June 10,2009 marked an extraordinary day of announcements affecting executive compensation for both recipients of financial assistance from the Troubled Asset Relief Program (“TARP”) and other publicly held companies, including:
- The U.S. Department of the Treasury (“Treasury”) issued a statement outlining the Administration’s expectations and planned legislative proposals for executive compensation reform for publicly held companies.
- The Securities and Exchange Commission (“SEC”) announced it will soon be proposing new expanded compensation disclosure rules that could take effect in time for the 2010 proxy season.

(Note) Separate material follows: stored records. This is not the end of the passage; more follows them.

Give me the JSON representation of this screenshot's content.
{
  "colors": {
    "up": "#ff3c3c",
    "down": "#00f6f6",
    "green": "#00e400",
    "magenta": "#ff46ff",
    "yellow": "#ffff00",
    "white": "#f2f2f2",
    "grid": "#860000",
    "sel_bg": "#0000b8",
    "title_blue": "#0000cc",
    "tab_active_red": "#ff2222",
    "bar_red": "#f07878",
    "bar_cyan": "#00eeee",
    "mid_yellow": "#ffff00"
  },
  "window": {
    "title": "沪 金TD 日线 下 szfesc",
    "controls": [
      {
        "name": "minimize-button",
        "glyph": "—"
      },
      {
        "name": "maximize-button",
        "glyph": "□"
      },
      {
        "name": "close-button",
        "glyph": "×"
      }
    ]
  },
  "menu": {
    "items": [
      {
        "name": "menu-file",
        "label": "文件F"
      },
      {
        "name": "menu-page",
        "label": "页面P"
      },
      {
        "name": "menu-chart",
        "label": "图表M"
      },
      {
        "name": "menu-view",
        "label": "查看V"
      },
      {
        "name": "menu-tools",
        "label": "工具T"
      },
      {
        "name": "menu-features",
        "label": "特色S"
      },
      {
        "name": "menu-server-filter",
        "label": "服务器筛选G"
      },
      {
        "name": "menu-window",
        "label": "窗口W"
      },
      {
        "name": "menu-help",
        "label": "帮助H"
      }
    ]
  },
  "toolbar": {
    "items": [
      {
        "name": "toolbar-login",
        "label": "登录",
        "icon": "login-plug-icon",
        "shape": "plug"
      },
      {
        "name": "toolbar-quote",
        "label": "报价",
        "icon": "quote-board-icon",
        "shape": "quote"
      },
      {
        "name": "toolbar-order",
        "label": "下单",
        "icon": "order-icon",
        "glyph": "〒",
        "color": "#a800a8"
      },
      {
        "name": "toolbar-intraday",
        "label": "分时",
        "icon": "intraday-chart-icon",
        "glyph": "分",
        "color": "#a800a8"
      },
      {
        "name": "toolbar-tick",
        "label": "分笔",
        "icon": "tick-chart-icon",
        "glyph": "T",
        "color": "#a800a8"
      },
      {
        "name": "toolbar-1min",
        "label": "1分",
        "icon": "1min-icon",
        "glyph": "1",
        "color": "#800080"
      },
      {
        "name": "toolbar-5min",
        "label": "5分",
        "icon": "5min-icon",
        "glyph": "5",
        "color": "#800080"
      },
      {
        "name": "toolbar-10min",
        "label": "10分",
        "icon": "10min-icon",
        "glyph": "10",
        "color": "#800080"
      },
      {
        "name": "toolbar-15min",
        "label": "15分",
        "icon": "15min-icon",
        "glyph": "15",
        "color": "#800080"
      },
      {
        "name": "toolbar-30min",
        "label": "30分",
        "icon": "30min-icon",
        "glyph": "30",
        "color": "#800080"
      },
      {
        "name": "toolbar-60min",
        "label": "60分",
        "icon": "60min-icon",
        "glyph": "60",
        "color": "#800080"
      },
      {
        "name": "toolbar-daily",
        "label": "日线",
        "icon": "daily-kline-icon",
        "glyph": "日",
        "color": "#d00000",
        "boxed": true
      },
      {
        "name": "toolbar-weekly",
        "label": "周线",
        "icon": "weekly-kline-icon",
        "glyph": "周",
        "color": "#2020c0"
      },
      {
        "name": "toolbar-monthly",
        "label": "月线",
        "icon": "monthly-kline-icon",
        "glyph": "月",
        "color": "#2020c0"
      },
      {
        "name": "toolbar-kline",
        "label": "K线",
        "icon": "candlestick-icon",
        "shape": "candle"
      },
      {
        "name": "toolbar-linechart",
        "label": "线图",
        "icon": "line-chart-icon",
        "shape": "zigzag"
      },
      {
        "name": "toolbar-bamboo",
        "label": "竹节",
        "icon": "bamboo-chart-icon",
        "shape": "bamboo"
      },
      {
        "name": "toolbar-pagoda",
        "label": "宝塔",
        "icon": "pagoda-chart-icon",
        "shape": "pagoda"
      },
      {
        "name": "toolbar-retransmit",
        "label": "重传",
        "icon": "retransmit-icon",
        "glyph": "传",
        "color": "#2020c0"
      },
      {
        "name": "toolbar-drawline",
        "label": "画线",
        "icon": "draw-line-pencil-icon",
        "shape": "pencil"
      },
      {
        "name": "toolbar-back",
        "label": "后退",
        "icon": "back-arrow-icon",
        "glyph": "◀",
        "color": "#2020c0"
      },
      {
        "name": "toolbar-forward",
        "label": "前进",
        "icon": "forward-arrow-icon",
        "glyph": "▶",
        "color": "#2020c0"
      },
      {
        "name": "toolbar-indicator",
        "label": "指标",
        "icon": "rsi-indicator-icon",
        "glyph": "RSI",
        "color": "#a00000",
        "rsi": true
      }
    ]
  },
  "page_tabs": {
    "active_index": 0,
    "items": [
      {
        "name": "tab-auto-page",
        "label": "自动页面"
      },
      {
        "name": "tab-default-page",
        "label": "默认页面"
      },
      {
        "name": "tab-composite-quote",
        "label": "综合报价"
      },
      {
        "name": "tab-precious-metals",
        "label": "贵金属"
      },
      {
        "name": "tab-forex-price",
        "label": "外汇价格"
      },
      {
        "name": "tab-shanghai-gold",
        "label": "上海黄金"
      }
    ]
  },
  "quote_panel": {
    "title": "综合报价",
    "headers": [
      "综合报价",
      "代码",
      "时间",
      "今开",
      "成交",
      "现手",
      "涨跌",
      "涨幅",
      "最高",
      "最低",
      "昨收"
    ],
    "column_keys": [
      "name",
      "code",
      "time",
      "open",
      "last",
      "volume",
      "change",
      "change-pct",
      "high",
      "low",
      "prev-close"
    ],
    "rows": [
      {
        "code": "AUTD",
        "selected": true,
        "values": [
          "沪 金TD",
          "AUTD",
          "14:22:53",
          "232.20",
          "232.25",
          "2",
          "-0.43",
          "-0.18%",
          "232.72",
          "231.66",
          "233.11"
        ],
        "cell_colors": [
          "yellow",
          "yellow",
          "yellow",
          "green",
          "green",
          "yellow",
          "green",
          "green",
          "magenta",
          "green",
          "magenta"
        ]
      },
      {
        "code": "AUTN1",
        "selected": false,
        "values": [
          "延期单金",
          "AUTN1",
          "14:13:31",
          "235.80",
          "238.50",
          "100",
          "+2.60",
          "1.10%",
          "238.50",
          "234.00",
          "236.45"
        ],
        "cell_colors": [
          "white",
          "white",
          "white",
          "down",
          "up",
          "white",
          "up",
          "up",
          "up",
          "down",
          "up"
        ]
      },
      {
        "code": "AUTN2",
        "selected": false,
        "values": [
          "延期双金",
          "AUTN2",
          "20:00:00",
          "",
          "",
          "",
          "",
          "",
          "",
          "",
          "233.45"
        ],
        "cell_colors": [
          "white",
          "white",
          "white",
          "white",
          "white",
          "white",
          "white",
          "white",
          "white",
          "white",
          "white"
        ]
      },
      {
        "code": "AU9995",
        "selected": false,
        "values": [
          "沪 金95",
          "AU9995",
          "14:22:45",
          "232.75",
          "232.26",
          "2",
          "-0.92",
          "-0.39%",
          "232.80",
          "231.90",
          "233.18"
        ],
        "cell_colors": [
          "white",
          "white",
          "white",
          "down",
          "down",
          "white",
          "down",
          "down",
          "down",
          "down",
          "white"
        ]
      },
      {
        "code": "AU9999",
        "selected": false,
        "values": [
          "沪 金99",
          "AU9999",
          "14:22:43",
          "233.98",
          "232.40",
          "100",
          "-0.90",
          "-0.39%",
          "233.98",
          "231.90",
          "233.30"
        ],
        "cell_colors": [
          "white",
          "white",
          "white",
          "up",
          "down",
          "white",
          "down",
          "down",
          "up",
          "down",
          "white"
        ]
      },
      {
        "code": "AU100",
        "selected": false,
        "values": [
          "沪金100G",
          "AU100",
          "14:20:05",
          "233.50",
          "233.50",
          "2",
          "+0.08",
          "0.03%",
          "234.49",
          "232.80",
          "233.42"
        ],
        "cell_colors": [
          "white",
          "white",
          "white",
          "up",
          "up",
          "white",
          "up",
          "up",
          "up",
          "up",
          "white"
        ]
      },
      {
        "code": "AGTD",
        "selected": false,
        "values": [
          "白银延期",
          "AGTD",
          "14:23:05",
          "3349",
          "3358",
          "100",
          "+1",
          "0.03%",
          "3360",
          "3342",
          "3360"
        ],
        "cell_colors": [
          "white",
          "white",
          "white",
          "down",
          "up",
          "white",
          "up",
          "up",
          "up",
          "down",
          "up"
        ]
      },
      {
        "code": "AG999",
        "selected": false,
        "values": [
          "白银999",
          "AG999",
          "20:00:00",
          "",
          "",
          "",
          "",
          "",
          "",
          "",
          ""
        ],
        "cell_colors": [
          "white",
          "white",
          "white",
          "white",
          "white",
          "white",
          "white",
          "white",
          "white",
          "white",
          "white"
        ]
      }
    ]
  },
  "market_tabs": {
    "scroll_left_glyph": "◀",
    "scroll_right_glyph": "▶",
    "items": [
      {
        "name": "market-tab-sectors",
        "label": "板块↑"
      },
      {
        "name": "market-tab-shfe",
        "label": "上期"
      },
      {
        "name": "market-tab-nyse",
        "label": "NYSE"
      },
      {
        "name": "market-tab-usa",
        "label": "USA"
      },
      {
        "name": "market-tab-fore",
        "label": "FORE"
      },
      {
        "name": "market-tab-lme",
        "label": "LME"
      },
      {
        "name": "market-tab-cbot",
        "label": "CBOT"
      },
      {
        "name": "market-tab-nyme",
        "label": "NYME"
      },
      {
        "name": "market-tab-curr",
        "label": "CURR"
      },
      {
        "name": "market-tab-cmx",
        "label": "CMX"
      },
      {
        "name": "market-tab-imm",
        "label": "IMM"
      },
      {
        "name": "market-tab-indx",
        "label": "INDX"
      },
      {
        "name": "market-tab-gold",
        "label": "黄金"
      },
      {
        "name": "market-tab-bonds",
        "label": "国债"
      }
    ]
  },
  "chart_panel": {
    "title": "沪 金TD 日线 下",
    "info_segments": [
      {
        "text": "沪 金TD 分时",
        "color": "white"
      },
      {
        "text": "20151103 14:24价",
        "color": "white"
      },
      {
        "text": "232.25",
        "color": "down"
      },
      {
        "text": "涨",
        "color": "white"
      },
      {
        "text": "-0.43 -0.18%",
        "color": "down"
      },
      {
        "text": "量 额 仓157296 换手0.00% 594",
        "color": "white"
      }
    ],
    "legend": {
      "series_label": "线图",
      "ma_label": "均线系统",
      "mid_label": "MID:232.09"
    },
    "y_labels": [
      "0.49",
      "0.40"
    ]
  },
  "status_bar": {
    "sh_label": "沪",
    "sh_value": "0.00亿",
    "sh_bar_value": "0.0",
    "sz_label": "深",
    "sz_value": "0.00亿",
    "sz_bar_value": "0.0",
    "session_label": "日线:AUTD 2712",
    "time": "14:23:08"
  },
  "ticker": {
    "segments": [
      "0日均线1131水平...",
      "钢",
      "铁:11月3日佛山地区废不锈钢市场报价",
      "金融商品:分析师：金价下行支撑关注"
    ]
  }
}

- The Treasury issued regulations providing its much anticipated guidance on standards for executive compensation and corporate governance for TARP recipients.
- The Treasury established an Office of the Special Master for TARP Executive Compensation (the “Special Master”).
The Emergency Economic Stabilization Act of 2008 (“EESA”), which President Bush signed into law on October 3, 2008, created the Troubled Asset Relief Program (“TARP”) under which the United States Treasury (the “Treasury”) is generally authorized to purchase troubled assets from certain financial institutions. EESA establishes different sets of restrictions for financial institutions based on whether they sell troubled assets directly to the Treasury or whether they sell troubled assets through an auction process. EESA also modified certain tax code provisions that placed limitations on the deductibility of compensation paid to certain executives. This blog provides a brief overview of EESA provisions that address the executive compensation practices of financial institutions participating in TARP.…